Sick of the constant and “hurtful” speculation about her thin frame, Giuliana Rancic took to People this week to speak out about her frustrating inability to gain weight.
"Some people were saying, 'The cancer is probably back,' " Rancic told the celebrity newsweekly, about the constant criticism that reached a fever pitch after this year's Golden Globes. "And they were accusing me of every eating disorder. I thought to myself, 'God, if someone really thought I had an eating disorder, what a horrible way to approach it.' "
Rancic, who was diagnosed with breast cancer and underwent a double mastectomy back in 2011, said that the cancer-suppressing medication she’s taken since 2012 alters her metabolism in a way that's making it hard for her to put on pounds.
“I started noticing that I was eating a lot, but not gaining weight at all,” Rancic said, so she brought it up to her oncologist Dr. Dev Paul at the Rocky Mountain Cancer Centers in Denver, Colorado. Dr. Paul informed her that it was likely a side effect of her medication.
Rancic added: “I'm sorry that some people think I'm disgustingly skinny, as they put it, but there's nothing I can do. I'm lucky that I even have the type of cancer that reacts to the medicine."
If anything, we should applaud Rancic for replying to this harsh criticism with grace. The constant harping and speculation surrounding Giuliana's shape boils down to yet another case of pointless body-shaming. Why can't we focus on something other than tearing someone down because of how they look?
Sadly, it seems like this kind of internet bullying just isn’t going away. We’ve seen plenty of thin-shaming like Rancic’s—from Taylor Swift to Allison Williams to Bethenny Frankel—it’s clearly not thin-exclusive.
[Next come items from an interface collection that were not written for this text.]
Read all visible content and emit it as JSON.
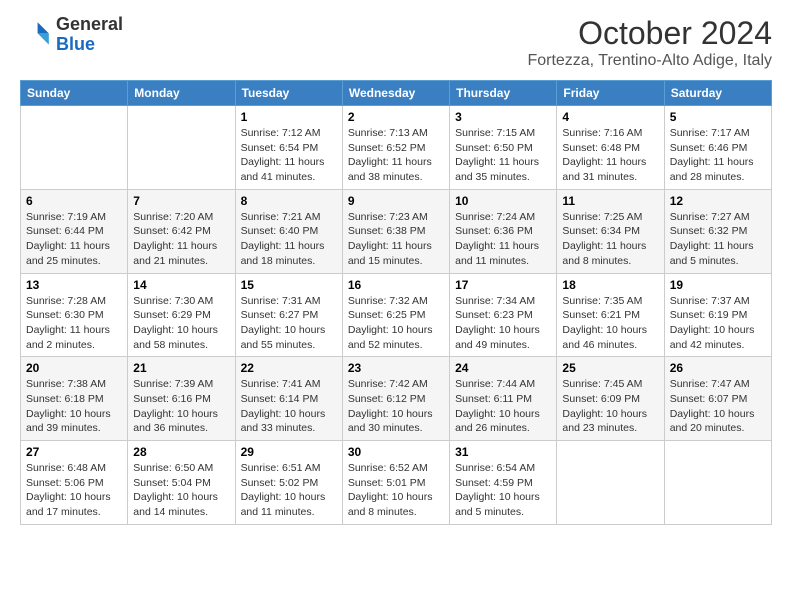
{
  "header": {
    "logo_general": "General",
    "logo_blue": "Blue",
    "month_title": "October 2024",
    "location": "Fortezza, Trentino-Alto Adige, Italy"
  },
  "days_of_week": [
    "Sunday",
    "Monday",
    "Tuesday",
    "Wednesday",
    "Thursday",
    "Friday",
    "Saturday"
  ],
  "weeks": [
    [
      {
        "day": "",
        "info": ""
      },
      {
        "day": "",
        "info": ""
      },
      {
        "day": "1",
        "info": "Sunrise: 7:12 AM\nSunset: 6:54 PM\nDaylight: 11 hours and 41 minutes."
      },
      {
        "day": "2",
        "info": "Sunrise: 7:13 AM\nSunset: 6:52 PM\nDaylight: 11 hours and 38 minutes."
      },
      {
        "day": "3",
        "info": "Sunrise: 7:15 AM\nSunset: 6:50 PM\nDaylight: 11 hours and 35 minutes."
      },
      {
        "day": "4",
        "info": "Sunrise: 7:16 AM\nSunset: 6:48 PM\nDaylight: 11 hours and 31 minutes."
      },
      {
        "day": "5",
        "info": "Sunrise: 7:17 AM\nSunset: 6:46 PM\nDaylight: 11 hours and 28 minutes."
      }
    ],
    [
      {
        "day": "6",
        "info": "Sunrise: 7:19 AM\nSunset: 6:44 PM\nDaylight: 11 hours and 25 minutes."
      },
      {
        "day": "7",
        "info": "Sunrise: 7:20 AM\nSunset: 6:42 PM\nDaylight: 11 hours and 21 minutes."
      },
      {
        "day": "8",
        "info": "Sunrise: 7:21 AM\nSunset: 6:40 PM\nDaylight: 11 hours and 18 minutes."
      },
      {
        "day": "9",
        "info": "Sunrise: 7:23 AM\nSunset: 6:38 PM\nDaylight: 11 hours and 15 minutes."
      },
      {
        "day": "10",
        "info": "Sunrise: 7:24 AM\nSunset: 6:36 PM\nDaylight: 11 hours and 11 minutes."
      },
      {
        "day": "11",
        "info": "Sunrise: 7:25 AM\nSunset: 6:34 PM\nDaylight: 11 hours and 8 minutes."
      },
      {
        "day": "12",
        "info": "Sunrise: 7:27 AM\nSunset: 6:32 PM\nDaylight: 11 hours and 5 minutes."
      }
    ],
    [
      {
        "day": "13",
        "info": "Sunrise: 7:28 AM\nSunset: 6:30 PM\nDaylight: 11 hours and 2 minutes."
      },
      {
        "day": "14",
        "info": "Sunrise: 7:30 AM\nSunset: 6:29 PM\nDaylight: 10 hours and 58 minutes."
      },
      {
        "day": "15",
        "info": "Sunrise: 7:31 AM\nSunset: 6:27 PM\nDaylight: 10 hours and 55 minutes."
      },
      {
        "day": "16",
        "info": "Sunrise: 7:32 AM\nSunset: 6:25 PM\nDaylight: 10 hours and 52 minutes."
      },
      {
        "day": "17",
        "info": "Sunrise: 7:34 AM\nSunset: 6:23 PM\nDaylight: 10 hours and 49 minutes."
      },
      {
        "day": "18",
        "info": "Sunrise: 7:35 AM\nSunset: 6:21 PM\nDaylight: 10 hours and 46 minutes."
      },
      {
        "day": "19",
        "info": "Sunrise: 7:37 AM\nSunset: 6:19 PM\nDaylight: 10 hours and 42 minutes."
      }
    ],
    [
      {
        "day": "20",
        "info": "Sunrise: 7:38 AM\nSunset: 6:18 PM\nDaylight: 10 hours and 39 minutes."
      },
      {
        "day": "21",
        "info": "Sunrise: 7:39 AM\nSunset: 6:16 PM\nDaylight: 10 hours and 36 minutes."
      },
      {
        "day": "22",
        "info": "Sunrise: 7:41 AM\nSunset: 6:14 PM\nDaylight: 10 hours and 33 minutes."
      },
      {
        "day": "23",
        "info": "Sunrise: 7:42 AM\nSunset: 6:12 PM\nDaylight: 10 hours and 30 minutes."
      },
      {
        "day": "24",
        "info": "Sunrise: 7:44 AM\nSunset: 6:11 PM\nDaylight: 10 hours and 26 minutes."
      },
      {
        "day": "25",
        "info": "Sunrise: 7:45 AM\nSunset: 6:09 PM\nDaylight: 10 hours and 23 minutes."
      },
      {
        "day": "26",
        "info": "Sunrise: 7:47 AM\nSunset: 6:07 PM\nDaylight: 10 hours and 20 minutes."
      }
    ],
    [
      {
        "day": "27",
        "info": "Sunrise: 6:48 AM\nSunset: 5:06 PM\nDaylight: 10 hours and 17 minutes."
      },
      {
        "day": "28",
        "info": "Sunrise: 6:50 AM\nSunset: 5:04 PM\nDaylight: 10 hours and 14 minutes."
      },
      {
        "day": "29",
        "info": "Sunrise: 6:51 AM\nSunset: 5:02 PM\nDaylight: 10 hours and 11 minutes."
      },
      {
        "day": "30",
        "info": "Sunrise: 6:52 AM\nSunset: 5:01 PM\nDaylight: 10 hours and 8 minutes."
      },
      {
        "day": "31",
        "info": "Sunrise: 6:54 AM\nSunset: 4:59 PM\nDaylight: 10 hours and 5 minutes."
      },
      {
        "day": "",
        "info": ""
      },
      {
        "day": "",
        "info": ""
      }
    ]
  ]
}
In the last few months Kelly Clarkson was attacked for having baby weight (as if that's not a perfectly normal reason for gaining weight), and a pregnant model faced down critics when she showed off the six pack that still sits over her 8-and-a-half months pregnant belly.
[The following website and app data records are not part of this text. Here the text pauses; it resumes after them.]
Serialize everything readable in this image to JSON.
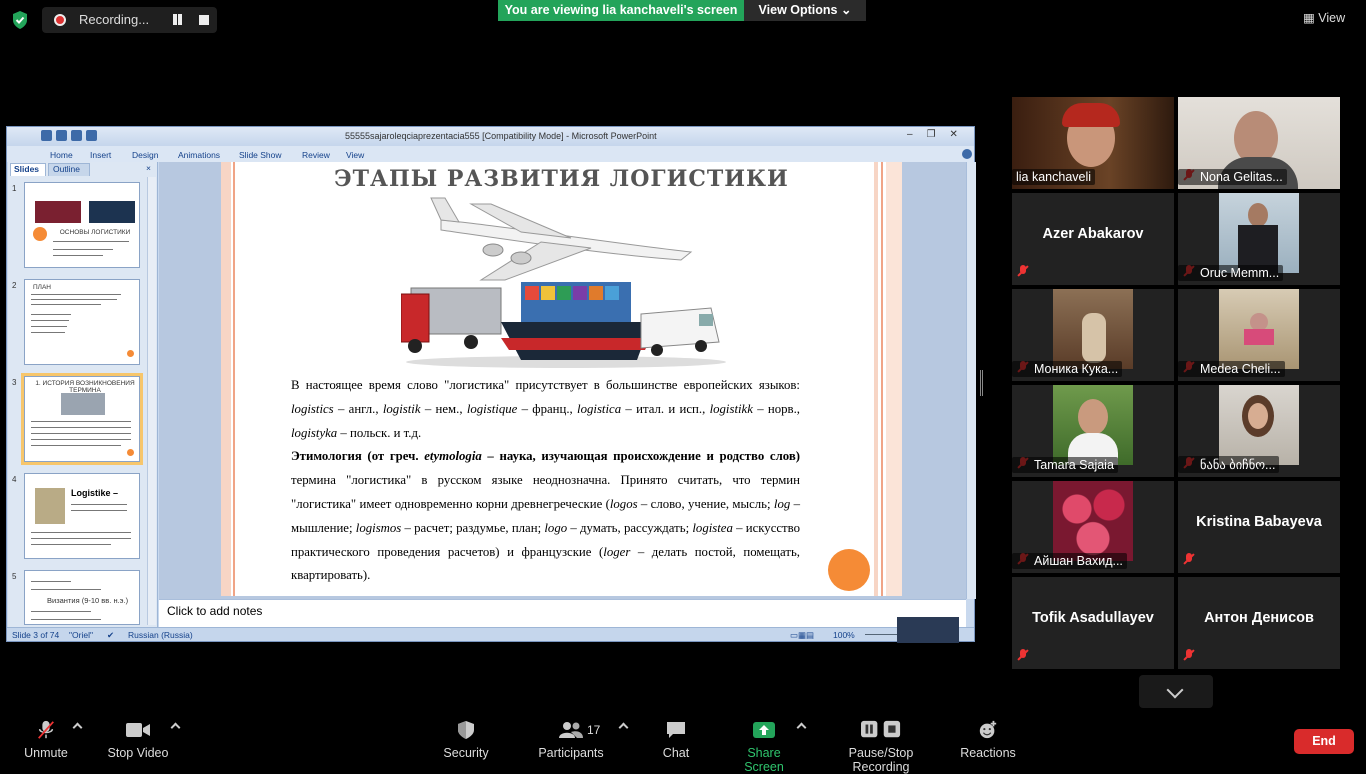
{
  "topbar": {
    "recording_label": "Recording...",
    "viewing_banner": "You are viewing lia kanchaveli's screen",
    "view_options_label": "View Options",
    "view_label": "View",
    "colors": {
      "viewing_green": "#23a45a",
      "recording_red": "#d33333"
    }
  },
  "ppt": {
    "title": "55555sajaroleqciaprezentacia555 [Compatibility Mode] - Microsoft PowerPoint",
    "ribbon_tabs": [
      "Home",
      "Insert",
      "Design",
      "Animations",
      "Slide Show",
      "Review",
      "View"
    ],
    "pane_tabs": {
      "slides": "Slides",
      "outline": "Outline"
    },
    "thumbnails": [
      {
        "num": "1",
        "caption": "ОСНОВЫ ЛОГИСТИКИ"
      },
      {
        "num": "2",
        "caption": "ПЛАН"
      },
      {
        "num": "3",
        "caption": "1. ИСТОРИЯ ВОЗНИКНОВЕНИЯ ТЕРМИНА"
      },
      {
        "num": "4",
        "caption": "Logistike –"
      },
      {
        "num": "5",
        "caption": "Византия (9-10 вв. н.э.)"
      }
    ],
    "slide": {
      "title": "ЭТАПЫ РАЗВИТИЯ ЛОГИСТИКИ",
      "p1_a": "В настоящее время слово \"логистика\" присутствует в большинстве европейских языков: ",
      "p1_w1": "logistics",
      "p1_t1": " – англ., ",
      "p1_w2": "logistik",
      "p1_t2": " – нем., ",
      "p1_w3": "logistique",
      "p1_t3": " – франц., ",
      "p1_w4": "logistica",
      "p1_t4": " – итал. и исп., ",
      "p1_w5": "logistikk",
      "p1_t5": " – норв., ",
      "p1_w6": "logistyka",
      "p1_t6": " – польск. и т.д.",
      "p2_bold_a": "Этимология (от греч. ",
      "p2_bold_i": "etymologia",
      "p2_bold_b": " – наука, изучающая происхождение и родство слов)",
      "p2_a": " термина \"логистика\" в русском языке неоднозначна. Принято считать, что термин \"логистика\" имеет одновременно корни древнегреческие (",
      "p2_w1": "logos",
      "p2_t1": " – слово, учение, мысль; ",
      "p2_w2": "log",
      "p2_t2": " – мышление; ",
      "p2_w3": "logismos",
      "p2_t3": " – расчет; раздумье, план; ",
      "p2_w4": "logo",
      "p2_t4": " – думать, рассуждать; ",
      "p2_w5": "logistea",
      "p2_t5": " – искусство практического проведения расчетов) и французские (",
      "p2_w6": "loger",
      "p2_t6": " – делать постой, помещать, квартировать)."
    },
    "notes_placeholder": "Click to add notes",
    "status": {
      "slide_of": "Slide 3 of 74",
      "theme": "\"Oriel\"",
      "language": "Russian (Russia)",
      "zoom": "100%"
    }
  },
  "participants": [
    {
      "name": "lia kanchaveli",
      "muted": false,
      "active": true,
      "video": true
    },
    {
      "name": "Nona Gelitas...",
      "muted": true,
      "active": false,
      "video": true
    },
    {
      "name": "Azer Abakarov",
      "muted": true,
      "active": false,
      "video": false
    },
    {
      "name": "Oruc Memm...",
      "muted": true,
      "active": false,
      "video": true
    },
    {
      "name": "Моника Кука...",
      "muted": true,
      "active": false,
      "video": true
    },
    {
      "name": "Medea Cheli...",
      "muted": true,
      "active": false,
      "video": true
    },
    {
      "name": "Tamara Sajaia",
      "muted": true,
      "active": false,
      "video": true
    },
    {
      "name": "ნანა ბიჩნო...",
      "muted": true,
      "active": false,
      "video": true
    },
    {
      "name": "Айшан Вахид...",
      "muted": true,
      "active": false,
      "video": true
    },
    {
      "name": "Kristina Babayeva",
      "muted": true,
      "active": false,
      "video": false
    },
    {
      "name": "Tofik Asadullayev",
      "muted": true,
      "active": false,
      "video": false
    },
    {
      "name": "Антон Денисов",
      "muted": true,
      "active": false,
      "video": false
    }
  ],
  "toolbar": {
    "unmute": "Unmute",
    "stop_video": "Stop Video",
    "security": "Security",
    "participants": "Participants",
    "participants_count": "17",
    "chat": "Chat",
    "share_screen": "Share Screen",
    "pause_stop_recording": "Pause/Stop Recording",
    "reactions": "Reactions",
    "end": "End",
    "colors": {
      "share_green": "#23a45a",
      "end_red": "#d92b2b"
    }
  }
}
All of this nitpicking can really affect a person's self-esteem, as Rancic can attest. “I look in the mirror and it’s hard for me. I am really thin. I want to look fit and beautiful and sexy, and I can’t,” she said.
Plus, it's just never a good idea to diagnose someone from afar. Even if a person looks "dangerously skinny" to you, ultimately that's between her and her doctor.
For her part, Rancic seems to have the right attitude despite it all: “I refuse to be broken [by what people say]. I have so many beautiful things in my life,” she said.